- **Data shown**
Content starts
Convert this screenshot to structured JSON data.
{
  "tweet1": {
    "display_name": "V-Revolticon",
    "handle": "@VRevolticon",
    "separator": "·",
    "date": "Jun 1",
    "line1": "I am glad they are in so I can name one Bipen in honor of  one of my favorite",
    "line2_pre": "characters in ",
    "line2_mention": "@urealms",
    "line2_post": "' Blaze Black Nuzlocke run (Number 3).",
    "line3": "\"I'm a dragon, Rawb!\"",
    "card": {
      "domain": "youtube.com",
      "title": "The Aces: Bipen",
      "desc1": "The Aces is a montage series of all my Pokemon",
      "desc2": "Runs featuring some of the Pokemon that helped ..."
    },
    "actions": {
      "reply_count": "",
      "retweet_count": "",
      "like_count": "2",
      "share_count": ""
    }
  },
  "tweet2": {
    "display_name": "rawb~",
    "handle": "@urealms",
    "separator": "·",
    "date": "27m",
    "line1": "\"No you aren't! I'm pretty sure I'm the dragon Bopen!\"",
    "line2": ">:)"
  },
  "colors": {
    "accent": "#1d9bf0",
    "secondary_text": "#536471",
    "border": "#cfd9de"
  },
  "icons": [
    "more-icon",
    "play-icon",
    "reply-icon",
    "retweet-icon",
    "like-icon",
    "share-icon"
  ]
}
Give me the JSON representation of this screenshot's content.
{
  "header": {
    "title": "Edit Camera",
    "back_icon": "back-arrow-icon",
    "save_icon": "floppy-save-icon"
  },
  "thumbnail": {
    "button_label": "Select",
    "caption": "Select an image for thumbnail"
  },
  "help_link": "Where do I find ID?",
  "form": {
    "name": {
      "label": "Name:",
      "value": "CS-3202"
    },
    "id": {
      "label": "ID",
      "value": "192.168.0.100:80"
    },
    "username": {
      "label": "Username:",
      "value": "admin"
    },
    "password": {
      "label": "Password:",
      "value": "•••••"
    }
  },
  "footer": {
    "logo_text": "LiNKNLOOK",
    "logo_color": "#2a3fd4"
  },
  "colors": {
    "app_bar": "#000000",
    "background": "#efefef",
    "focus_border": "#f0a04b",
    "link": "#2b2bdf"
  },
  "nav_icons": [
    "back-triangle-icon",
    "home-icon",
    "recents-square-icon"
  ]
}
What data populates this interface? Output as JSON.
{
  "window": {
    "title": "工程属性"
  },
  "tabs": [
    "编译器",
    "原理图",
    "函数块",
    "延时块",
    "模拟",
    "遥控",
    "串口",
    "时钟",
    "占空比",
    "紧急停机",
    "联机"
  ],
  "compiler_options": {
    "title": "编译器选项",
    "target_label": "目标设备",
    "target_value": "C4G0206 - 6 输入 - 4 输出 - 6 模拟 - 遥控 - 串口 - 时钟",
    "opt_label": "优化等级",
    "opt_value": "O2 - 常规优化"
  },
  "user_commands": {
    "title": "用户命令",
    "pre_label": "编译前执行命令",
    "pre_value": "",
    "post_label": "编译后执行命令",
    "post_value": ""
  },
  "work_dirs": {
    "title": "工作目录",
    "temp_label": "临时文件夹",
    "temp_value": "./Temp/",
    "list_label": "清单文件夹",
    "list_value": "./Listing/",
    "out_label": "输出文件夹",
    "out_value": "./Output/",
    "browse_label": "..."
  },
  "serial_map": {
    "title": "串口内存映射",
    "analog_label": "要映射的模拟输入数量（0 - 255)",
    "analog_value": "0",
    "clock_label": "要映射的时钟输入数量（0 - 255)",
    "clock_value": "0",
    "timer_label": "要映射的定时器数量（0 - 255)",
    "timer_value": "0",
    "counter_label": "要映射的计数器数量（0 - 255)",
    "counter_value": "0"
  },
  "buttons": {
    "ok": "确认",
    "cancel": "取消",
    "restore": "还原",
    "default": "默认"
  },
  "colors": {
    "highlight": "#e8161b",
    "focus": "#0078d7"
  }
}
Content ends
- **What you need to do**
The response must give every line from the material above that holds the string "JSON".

- **Result for this task**
Convert this screenshot to structured JSON data.
Give me the JSON representation of this screenshot's content.
What data populates this interface? Output as JSON.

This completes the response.